(Element data from apps and pages)
>>>

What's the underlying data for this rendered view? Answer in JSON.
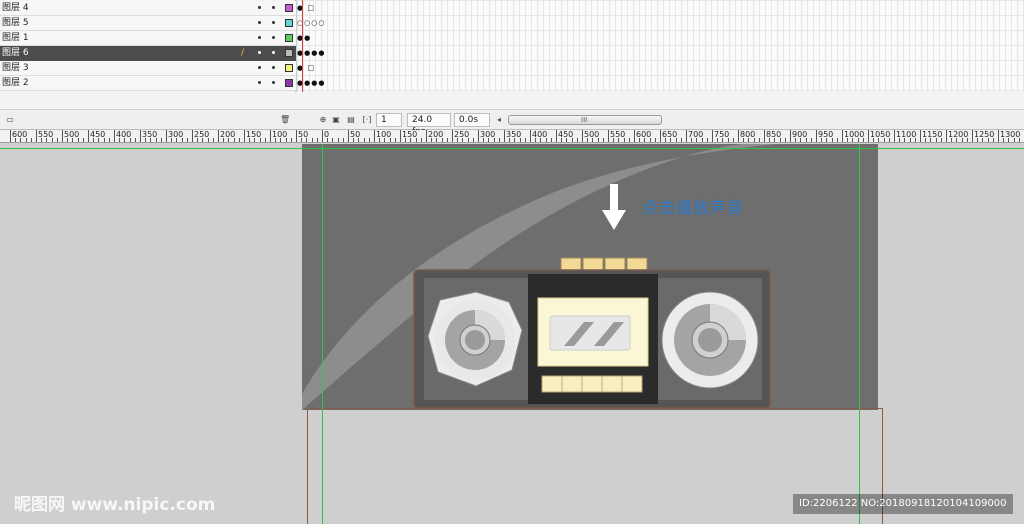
{
  "layers": [
    {
      "name": "图层 4",
      "color": "#c85bc8",
      "active": false,
      "frames": "●  □"
    },
    {
      "name": "图层 5",
      "color": "#62d6d6",
      "active": false,
      "frames": "○○○○"
    },
    {
      "name": "图层 1",
      "color": "#5bd061",
      "active": false,
      "frames": "●●"
    },
    {
      "name": "图层 6",
      "color": "#bdbdbd",
      "active": true,
      "frames": "●●●●"
    },
    {
      "name": "图层 3",
      "color": "#f2f27a",
      "active": false,
      "frames": "●  □"
    },
    {
      "name": "图层 2",
      "color": "#8a3aa5",
      "active": false,
      "frames": "●●●●"
    }
  ],
  "controls": {
    "current_frame": "1",
    "fps": "24.0 fps",
    "time": "0.0s",
    "scroll_grip": "III",
    "scroll_left_arrow": "◂",
    "icons": [
      "center-frame-icon",
      "onion-skin-icon",
      "onion-outline-icon",
      "edit-multiple-frames-icon",
      "modify-onion-markers-icon"
    ],
    "delete_icon": "trash-icon",
    "new_layer_icon": "new-folder-icon"
  },
  "ruler": {
    "labels": [
      "600",
      "550",
      "500",
      "450",
      "400",
      "350",
      "300",
      "250",
      "200",
      "150",
      "100",
      "50",
      "0",
      "50",
      "100",
      "150",
      "200",
      "250",
      "300",
      "350",
      "400",
      "450",
      "500",
      "550",
      "600",
      "650",
      "700",
      "750",
      "800",
      "850",
      "900",
      "950",
      "1000",
      "1050",
      "1100",
      "1150",
      "1200",
      "1250",
      "1300"
    ]
  },
  "stage": {
    "hint_text": "点击播放声音",
    "colors": {
      "stage": "#6e6e6e",
      "stage_highlight": "#8c8c8c",
      "radio_body": "#555555",
      "radio_center": "#2b2b2b",
      "cassette": "#fbf7d6",
      "button": "#f3d896",
      "guide": "#34c24a"
    }
  },
  "watermark": {
    "left": "昵图网 www.nipic.com",
    "right": "ID:2206122 NO:20180918120104109000"
  }
}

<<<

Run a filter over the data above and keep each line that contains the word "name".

ANSWER SPACE
      "name": "图层 4",
      "name": "图层 5",
      "name": "图层 1",
      "name": "图层 6",
      "name": "图层 3",
      "name": "图层 2",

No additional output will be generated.